**Assignment:**
Look through the material below and show every line with the word "content".

☆ ☆ ☆ ☆

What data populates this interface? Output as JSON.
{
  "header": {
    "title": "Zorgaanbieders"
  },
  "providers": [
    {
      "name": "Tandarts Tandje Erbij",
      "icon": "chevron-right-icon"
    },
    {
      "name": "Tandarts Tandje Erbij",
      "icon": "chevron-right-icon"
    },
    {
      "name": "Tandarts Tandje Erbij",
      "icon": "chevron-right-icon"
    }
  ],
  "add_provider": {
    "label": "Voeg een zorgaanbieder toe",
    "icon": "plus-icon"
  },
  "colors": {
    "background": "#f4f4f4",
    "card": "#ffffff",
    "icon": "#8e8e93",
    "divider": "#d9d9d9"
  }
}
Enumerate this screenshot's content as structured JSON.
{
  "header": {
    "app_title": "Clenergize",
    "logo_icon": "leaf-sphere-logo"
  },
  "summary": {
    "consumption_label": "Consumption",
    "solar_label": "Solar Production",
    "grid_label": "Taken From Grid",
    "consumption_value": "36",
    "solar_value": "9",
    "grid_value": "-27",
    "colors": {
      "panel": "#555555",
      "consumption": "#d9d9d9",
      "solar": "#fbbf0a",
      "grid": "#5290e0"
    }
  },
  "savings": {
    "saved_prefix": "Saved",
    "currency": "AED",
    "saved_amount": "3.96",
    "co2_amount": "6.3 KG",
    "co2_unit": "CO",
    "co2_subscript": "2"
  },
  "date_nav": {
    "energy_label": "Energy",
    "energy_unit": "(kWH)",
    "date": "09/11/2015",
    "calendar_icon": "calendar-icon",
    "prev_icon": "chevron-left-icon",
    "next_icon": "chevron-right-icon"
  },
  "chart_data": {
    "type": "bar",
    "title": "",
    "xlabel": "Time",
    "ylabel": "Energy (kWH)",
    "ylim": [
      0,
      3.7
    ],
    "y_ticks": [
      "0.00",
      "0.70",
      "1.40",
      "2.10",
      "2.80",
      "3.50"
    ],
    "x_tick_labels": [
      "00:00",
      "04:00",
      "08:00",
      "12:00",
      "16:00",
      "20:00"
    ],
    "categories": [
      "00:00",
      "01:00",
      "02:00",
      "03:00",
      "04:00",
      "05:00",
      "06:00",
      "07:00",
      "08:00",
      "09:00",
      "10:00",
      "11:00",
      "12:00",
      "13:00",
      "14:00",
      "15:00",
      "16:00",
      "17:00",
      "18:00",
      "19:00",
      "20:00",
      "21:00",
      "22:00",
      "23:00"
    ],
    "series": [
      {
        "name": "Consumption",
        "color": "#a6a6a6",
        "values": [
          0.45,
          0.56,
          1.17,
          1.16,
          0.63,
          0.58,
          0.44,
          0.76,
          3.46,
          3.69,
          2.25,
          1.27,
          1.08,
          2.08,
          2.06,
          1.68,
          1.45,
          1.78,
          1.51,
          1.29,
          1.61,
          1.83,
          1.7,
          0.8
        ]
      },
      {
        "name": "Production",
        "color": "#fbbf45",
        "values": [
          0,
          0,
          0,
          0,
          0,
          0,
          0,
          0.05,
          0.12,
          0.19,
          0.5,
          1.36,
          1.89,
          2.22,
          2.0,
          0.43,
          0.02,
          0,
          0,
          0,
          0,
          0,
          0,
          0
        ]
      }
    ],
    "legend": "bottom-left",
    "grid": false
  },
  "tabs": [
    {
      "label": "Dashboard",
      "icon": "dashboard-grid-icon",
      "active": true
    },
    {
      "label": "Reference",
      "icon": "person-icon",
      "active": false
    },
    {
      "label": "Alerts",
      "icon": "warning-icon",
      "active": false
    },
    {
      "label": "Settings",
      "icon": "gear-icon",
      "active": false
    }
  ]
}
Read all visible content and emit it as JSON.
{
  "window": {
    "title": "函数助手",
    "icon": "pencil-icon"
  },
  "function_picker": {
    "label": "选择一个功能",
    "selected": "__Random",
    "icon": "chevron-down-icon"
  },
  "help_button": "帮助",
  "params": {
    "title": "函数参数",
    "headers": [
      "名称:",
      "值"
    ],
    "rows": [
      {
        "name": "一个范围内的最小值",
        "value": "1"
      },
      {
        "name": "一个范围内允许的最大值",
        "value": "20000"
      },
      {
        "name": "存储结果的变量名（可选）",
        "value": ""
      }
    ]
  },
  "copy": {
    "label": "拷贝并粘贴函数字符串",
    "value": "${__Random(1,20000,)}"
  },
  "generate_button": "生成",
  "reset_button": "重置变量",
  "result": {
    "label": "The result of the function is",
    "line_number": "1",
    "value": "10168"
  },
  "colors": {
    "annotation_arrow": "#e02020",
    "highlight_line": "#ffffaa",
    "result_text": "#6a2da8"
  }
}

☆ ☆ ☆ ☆

**Task answer:**
Enumerate this screenshot's content as structured JSON.
Read all visible content and emit it as JSON.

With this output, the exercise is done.